Development & DevOps

One of the key problems with Github is that there is no webIDE - unlike on Gitlab (however, Gitlab does have its own problems with online usage - like only being able to upload a single file on the website at a time, but if you use a git client like GitKraken there’s no problem). 

Here’s a comparison of DevOps between Github and Gitlab, from Gitlab’s website:


However, while Gitlab does release frequent updates each month, it’s not uncommon for users to complain about the new features that are added being rushed and only half-completed. Similarly, the common consensus around the UI/UX of the two platforms is that Github “features a super-simple interface and infrastructure.”

Community & Education

It’s a common argument amongst Github fans (and I’m one of them) that Github is a better platform because of its larger userbase, and that is true. Github has over 40 million users, making it the world’s largest website for open-source developers.
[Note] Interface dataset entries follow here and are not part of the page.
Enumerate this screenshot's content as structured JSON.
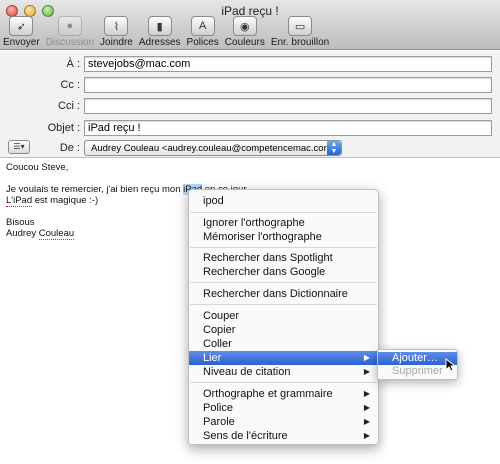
{
  "window": {
    "title": "iPad reçu !"
  },
  "toolbar": [
    {
      "label": "Envoyer",
      "icon": "send-icon",
      "glyph": "➶",
      "enabled": true
    },
    {
      "label": "Discussion",
      "icon": "chat-icon",
      "glyph": "●",
      "enabled": false
    },
    {
      "label": "Joindre",
      "icon": "paperclip-icon",
      "glyph": "⌇",
      "enabled": true
    },
    {
      "label": "Adresses",
      "icon": "address-book-icon",
      "glyph": "▮",
      "enabled": true
    },
    {
      "label": "Polices",
      "icon": "fonts-icon",
      "glyph": "A",
      "enabled": true
    },
    {
      "label": "Couleurs",
      "icon": "color-wheel-icon",
      "glyph": "◉",
      "enabled": true
    },
    {
      "label": "Enr. brouillon",
      "icon": "save-draft-icon",
      "glyph": "▭",
      "enabled": true
    }
  ],
  "headers": {
    "to_label": "À :",
    "to_value": "stevejobs@mac.com",
    "cc_label": "Cc :",
    "cc_value": "",
    "bcc_label": "Cci :",
    "bcc_value": "",
    "subject_label": "Objet :",
    "subject_value": "iPad reçu !",
    "from_label": "De :",
    "from_value": "Audrey Couleau <audrey.couleau@competencemac.com>",
    "options_glyph": "☰▾"
  },
  "body": {
    "greeting": "Coucou Steve,",
    "line1_before": "Je voulais te remercier, j'ai bien reçu mon ",
    "line1_selected": "iPad",
    "line1_after": " en ce jour.",
    "line2_word": "L'iPad",
    "line2_rest": " est magique :-)",
    "closing": "Bisous",
    "sig_first": "Audrey ",
    "sig_last": "Couleau"
  },
  "context_menu": {
    "suggestion": "ipod",
    "ignore": "Ignorer l'orthographe",
    "learn": "Mémoriser l'orthographe",
    "search_spotlight": "Rechercher dans Spotlight",
    "search_google": "Rechercher dans Google",
    "search_dictionary": "Rechercher dans Dictionnaire",
    "cut": "Couper",
    "copy": "Copier",
    "paste": "Coller",
    "link": "Lier",
    "quote_level": "Niveau de citation",
    "spelling_grammar": "Orthographe et grammaire",
    "font": "Police",
    "speech": "Parole",
    "writing_direction": "Sens de l'écriture",
    "arrow": "▶"
  },
  "submenu": {
    "add": "Ajouter…",
    "remove": "Supprimer"
  }
}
While Gitlab certainly has a large number of developers & enthusiasts, too, it lacks the sheer number of well-built, official integrations that Github posesses - Trello, Slack & are good examples of this.

But this is not to say that there are no external tools/integrations that work with Gitlab. Integromat & Zapier both support Gitlab, and there are slack & trello apps both available as well. If there’s an app that isn’t available on Gitlab, you can either build it yourself or get someone else to build it for you - chances are, there’s more people that feel the same way.

Or you can do what I did, and use both Github & Gitlab, but use something called “repository mirroring”. What this does is it allows you to connect a Github & Gitlab repository together, so if you need a specific feature from Github tbut your main repo is on Gitlab, it’s all good. The commits, pull/merge requests & issues can all be synced as well, either through the official interface of through third-party tools like Integromat.

The biggest downside for me with Gitlab is the lack of an education plan. While Gitlab does offer free premium plans to students, a school itself has to apply for one, and where I live - Australia - very few governments or schools see the importance or value in teaching coding or computer science, and they’re unlikely to put much time into investing in improving the experience of the few students who take computer science (which is still not yet a compulsory course!).

On the other hand, with Github I just input my education email addres and not only did I get access to Github premium, I also got access to premium plans for dozens of other websites and apps, like Canva & 

Choose what works best for you. Both solutions are great.